Creating a Disaster Kit for Work
Disaster kits provide a measure of safety and reassurance when the worst happens. Whether there's a natural disaster, like a tornado or earthquake, or a city-wide blackout that leaves you stranded at the office, having a disaster kit available can give you the supplies you need to make it through short and long term emergency situations. Many people design kits for use at home, but it's also a good idea to have food, medical and other supplies handy at work.
Choose a Sturdy Bag
Even though the supplies are the items of real importance, you need a good bag to hold them all. Select a durable, water-resistant backpack with several compartments. If you can find one with a waist strap, that's even better. This will help distribute the weight of the pack more evenly, which will save your back if you have to carry it for a long distance. Attach a luggage tag with your name, phone number and address on it in case the disaster kit is ever misplaced.
Gather Your Supplies
Most of the items in your disaster kit can be found at grocery and drug stores. Even though it’s heavy, pack enough water to supply yourself for a couple of days – about one gallon per day. Choose portable, high-calorie food items with carbohydrates and protein like granola bars, peanut butter, dried fruit and jerky. Store the medical supplies together in another container or plastic bag, and make sure to periodically change out prescription drugs as they expire. Pack a poncho in case you encounter bad weather and an extra pair of socks and comfortable tennis shoes for walking. Having a local paper map might come in handy if roads are closed and you’re forced to take unfamiliar routes. Stash a little extra cash in the bag to make phone calls and purchase any necessary supplies, and toss in a spare house key and a multipurpose pocket tool -- you never know when you’ll need a pair of pliers.
Pack and Maintain Your Kit
Pack your bag carefully, compartmentalizing your items and putting the heavier items on bottom. Once the disaster kit it packed, store it in a desk drawer, locker or somewhere else that it not likely to be tampered with, but is easy to grab in a hurry.
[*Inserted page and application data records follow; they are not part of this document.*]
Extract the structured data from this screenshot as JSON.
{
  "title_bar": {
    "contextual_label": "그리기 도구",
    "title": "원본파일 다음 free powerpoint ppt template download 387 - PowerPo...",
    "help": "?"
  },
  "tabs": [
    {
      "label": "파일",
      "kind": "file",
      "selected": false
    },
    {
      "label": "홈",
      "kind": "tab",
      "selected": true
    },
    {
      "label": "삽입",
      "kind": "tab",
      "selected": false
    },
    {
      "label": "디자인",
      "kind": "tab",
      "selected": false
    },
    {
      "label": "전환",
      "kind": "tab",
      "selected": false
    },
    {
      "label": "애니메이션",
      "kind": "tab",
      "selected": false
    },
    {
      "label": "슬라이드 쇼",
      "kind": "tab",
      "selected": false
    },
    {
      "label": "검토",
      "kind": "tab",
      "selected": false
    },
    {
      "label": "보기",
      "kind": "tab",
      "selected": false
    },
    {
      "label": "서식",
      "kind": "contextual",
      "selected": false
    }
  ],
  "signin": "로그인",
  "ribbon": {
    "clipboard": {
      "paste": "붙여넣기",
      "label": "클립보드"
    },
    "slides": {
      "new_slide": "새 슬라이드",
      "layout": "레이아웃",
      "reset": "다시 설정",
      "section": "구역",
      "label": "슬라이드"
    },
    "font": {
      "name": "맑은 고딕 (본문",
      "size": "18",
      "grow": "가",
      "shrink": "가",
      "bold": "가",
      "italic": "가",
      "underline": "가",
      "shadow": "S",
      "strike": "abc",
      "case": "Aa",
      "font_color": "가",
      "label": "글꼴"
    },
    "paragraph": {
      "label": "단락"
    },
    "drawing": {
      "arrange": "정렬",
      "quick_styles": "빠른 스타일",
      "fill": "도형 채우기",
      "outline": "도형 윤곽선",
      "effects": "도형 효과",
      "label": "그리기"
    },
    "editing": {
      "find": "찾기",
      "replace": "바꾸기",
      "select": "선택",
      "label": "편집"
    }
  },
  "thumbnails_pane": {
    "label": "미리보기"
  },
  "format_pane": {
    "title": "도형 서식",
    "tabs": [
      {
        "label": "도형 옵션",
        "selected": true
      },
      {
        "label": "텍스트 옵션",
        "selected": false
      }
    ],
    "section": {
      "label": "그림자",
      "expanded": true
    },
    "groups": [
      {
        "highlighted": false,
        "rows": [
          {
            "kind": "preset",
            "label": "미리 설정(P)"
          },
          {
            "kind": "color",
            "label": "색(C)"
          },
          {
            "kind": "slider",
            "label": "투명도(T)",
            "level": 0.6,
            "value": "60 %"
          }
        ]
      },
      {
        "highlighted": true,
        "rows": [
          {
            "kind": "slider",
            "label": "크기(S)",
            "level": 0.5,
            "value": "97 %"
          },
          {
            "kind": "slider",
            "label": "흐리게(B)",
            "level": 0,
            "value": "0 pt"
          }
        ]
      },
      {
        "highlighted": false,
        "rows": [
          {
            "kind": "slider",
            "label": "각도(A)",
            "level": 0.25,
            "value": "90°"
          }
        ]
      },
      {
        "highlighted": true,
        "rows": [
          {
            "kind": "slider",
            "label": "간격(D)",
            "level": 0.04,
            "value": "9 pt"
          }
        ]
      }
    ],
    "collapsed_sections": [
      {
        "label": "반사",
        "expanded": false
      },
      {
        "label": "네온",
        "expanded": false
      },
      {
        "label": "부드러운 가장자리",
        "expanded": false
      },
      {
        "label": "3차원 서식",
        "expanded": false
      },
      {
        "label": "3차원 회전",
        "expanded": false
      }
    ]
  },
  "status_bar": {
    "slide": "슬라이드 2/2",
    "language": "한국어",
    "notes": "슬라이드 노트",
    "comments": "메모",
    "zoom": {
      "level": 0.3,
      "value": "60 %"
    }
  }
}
Chances are, you won’t have any need to get into your kit, so fight the urge to open it up and take things out (with the exception of swapping out expired medications).
Develop a Plan
Another part of disaster kit planning is determining a course of action if the worst does happen. Having a plan in advance will help you stay calm in an emergency situation, giving you more time to get your kit and take the proper steps toward safety. Consider the location of your job in relation to your home or other important places, like the closest hospital or your child’s school. Plan how you would reach these places using both traditional routes and nontraditional routes. For instance, if you rely on a car or public transportation, what will you do if roads are blocked or mass transit is shut down? Your plan should be comprehensive and flexible so you can respond best to whatever situation is happening.